- What you will do: A verbatim repeat of the records beneath this line is needed.

- Provided data:

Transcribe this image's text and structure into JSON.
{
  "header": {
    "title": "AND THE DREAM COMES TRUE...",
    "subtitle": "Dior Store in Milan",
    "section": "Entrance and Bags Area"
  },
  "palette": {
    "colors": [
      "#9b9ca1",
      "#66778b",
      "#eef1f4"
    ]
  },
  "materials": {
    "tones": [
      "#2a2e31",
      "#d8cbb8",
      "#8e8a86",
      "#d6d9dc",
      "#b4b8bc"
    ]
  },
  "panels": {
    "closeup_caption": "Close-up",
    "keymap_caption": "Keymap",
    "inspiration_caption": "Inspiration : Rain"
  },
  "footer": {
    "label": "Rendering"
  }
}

- Answer below:
Transcribe this image's text and structure into JSON.
{
  "header": {
    "title": "AND THE DREAM COMES TRUE...",
    "subtitle": "Dior Store in Milan",
    "section": "Entrance and Bags Area"
  },
  "palette": {
    "colors": [
      "#9b9ca1",
      "#66778b",
      "#eef1f4"
    ]
  },
  "materials": {
    "tones": [
      "#2a2e31",
      "#d8cbb8",
      "#8e8a86",
      "#d6d9dc",
      "#b4b8bc"
    ]
  },
  "panels": {
    "closeup_caption": "Close-up",
    "keymap_caption": "Keymap",
    "inspiration_caption": "Inspiration : Rain"
  },
  "footer": {
    "label": "Rendering"
  }
}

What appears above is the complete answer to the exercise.